### Goal of the exercise
For the entries below, report every line that includes the word "quote".

[Data extracted from a collection]
++++++++++

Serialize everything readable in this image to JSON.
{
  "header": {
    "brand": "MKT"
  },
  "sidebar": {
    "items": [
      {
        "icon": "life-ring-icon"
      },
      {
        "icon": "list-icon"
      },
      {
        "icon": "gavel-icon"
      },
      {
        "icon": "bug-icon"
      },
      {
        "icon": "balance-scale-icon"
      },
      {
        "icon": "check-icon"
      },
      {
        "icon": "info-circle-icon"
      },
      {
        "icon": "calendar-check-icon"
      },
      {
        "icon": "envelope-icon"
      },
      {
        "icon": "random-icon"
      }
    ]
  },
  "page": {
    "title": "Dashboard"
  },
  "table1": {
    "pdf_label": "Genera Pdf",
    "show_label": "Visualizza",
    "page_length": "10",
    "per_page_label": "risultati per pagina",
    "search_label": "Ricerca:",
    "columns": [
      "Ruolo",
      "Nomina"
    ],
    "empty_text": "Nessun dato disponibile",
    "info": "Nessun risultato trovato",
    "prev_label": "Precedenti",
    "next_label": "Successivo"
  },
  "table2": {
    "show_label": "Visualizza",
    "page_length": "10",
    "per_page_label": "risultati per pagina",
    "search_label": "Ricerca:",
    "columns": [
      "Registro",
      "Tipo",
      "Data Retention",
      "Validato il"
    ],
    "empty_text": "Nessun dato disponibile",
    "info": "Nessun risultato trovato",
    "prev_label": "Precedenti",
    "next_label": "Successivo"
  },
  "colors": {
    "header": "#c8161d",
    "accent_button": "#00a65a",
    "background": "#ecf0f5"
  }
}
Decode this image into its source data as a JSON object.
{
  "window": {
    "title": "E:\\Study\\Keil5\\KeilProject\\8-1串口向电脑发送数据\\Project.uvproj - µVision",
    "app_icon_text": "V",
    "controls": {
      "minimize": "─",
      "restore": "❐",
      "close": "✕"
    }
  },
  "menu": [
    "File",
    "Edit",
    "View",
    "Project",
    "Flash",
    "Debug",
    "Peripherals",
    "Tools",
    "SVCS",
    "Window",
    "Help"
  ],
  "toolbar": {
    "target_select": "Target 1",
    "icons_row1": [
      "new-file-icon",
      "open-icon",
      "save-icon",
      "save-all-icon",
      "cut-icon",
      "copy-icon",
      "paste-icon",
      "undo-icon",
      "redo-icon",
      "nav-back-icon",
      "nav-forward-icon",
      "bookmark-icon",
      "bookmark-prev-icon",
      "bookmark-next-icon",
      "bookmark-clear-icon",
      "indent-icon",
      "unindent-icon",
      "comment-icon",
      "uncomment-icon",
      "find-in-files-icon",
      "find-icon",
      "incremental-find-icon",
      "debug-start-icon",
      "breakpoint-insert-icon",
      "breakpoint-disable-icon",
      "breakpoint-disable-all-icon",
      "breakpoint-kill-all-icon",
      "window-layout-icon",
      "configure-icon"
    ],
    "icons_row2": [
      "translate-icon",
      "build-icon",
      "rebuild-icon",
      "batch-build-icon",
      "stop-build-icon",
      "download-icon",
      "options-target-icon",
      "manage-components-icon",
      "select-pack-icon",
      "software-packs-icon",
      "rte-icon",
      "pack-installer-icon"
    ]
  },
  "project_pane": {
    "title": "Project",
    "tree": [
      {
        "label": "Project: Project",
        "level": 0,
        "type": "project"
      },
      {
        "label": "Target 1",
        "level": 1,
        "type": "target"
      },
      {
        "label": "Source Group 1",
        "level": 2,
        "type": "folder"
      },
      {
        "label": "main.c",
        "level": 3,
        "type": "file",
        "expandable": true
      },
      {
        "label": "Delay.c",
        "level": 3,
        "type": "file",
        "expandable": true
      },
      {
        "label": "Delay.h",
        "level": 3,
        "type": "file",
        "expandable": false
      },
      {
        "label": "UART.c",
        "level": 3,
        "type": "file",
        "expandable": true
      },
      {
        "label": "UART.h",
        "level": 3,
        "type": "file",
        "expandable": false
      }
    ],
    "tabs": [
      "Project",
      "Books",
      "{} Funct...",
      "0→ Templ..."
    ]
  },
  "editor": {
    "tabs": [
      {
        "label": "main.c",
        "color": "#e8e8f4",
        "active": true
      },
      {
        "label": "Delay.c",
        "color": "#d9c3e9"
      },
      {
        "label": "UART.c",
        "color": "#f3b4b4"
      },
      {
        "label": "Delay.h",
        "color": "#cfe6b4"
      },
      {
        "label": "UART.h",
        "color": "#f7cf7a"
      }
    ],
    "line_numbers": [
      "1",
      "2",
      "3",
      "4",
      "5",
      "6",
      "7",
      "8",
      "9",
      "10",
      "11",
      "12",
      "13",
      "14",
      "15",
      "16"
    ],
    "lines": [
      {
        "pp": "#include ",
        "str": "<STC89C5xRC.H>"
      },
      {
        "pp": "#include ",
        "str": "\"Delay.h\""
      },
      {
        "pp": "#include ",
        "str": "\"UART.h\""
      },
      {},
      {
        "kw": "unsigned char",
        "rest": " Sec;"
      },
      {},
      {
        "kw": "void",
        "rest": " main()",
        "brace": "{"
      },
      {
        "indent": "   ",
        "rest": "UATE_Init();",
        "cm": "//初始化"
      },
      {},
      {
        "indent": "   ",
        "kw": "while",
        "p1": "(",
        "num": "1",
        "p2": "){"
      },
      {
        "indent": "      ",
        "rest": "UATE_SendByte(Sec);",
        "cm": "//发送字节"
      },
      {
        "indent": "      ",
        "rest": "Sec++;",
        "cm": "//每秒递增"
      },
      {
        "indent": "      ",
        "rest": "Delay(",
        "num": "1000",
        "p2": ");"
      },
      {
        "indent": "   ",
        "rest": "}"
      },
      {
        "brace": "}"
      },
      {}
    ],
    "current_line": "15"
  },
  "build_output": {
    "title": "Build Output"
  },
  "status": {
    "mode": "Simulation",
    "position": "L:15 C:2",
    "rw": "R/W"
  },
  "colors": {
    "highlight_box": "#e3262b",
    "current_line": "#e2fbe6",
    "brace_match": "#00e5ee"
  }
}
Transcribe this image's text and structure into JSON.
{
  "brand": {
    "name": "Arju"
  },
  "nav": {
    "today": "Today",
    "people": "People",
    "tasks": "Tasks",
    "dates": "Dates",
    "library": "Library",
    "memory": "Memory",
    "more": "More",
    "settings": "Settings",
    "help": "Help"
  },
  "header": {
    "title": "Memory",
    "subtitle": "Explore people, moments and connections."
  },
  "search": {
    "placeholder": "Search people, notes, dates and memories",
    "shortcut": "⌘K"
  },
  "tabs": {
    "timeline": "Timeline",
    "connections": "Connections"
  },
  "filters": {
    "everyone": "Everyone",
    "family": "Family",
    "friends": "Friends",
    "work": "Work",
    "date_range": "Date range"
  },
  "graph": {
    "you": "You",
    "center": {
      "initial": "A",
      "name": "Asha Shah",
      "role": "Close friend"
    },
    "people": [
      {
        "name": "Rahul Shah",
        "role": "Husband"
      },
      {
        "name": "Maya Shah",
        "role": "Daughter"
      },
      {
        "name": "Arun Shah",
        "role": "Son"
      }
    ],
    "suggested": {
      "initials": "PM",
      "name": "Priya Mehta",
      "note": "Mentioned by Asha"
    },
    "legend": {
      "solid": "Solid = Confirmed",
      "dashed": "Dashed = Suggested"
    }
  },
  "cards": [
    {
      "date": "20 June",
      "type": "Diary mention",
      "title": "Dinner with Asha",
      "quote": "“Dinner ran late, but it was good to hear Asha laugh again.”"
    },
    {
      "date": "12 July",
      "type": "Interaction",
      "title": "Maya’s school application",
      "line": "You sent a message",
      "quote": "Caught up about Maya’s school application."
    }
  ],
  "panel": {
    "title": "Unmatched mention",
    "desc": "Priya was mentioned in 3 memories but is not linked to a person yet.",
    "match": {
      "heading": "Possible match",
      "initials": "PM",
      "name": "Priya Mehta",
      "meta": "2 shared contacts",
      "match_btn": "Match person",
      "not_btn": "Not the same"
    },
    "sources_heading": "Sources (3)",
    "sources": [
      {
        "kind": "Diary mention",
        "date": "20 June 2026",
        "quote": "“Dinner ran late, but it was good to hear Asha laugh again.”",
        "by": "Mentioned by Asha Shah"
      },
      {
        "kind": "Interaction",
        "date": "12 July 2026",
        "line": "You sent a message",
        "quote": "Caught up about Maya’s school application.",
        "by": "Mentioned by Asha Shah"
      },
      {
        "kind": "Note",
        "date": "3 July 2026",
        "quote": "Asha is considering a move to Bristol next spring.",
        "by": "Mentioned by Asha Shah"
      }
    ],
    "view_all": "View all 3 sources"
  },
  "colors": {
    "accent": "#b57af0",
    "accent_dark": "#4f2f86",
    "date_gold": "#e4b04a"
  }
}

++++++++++

### Reply
      "quote": "“Dinner ran late, but it was good to hear Asha laugh again.”"
      "quote": "Caught up about Maya’s school application."
        "quote": "“Dinner ran late, but it was good to hear Asha laugh again.”",
        "quote": "Caught up about Maya’s school application.",
        "quote": "Asha is considering a move to Bristol next spring.",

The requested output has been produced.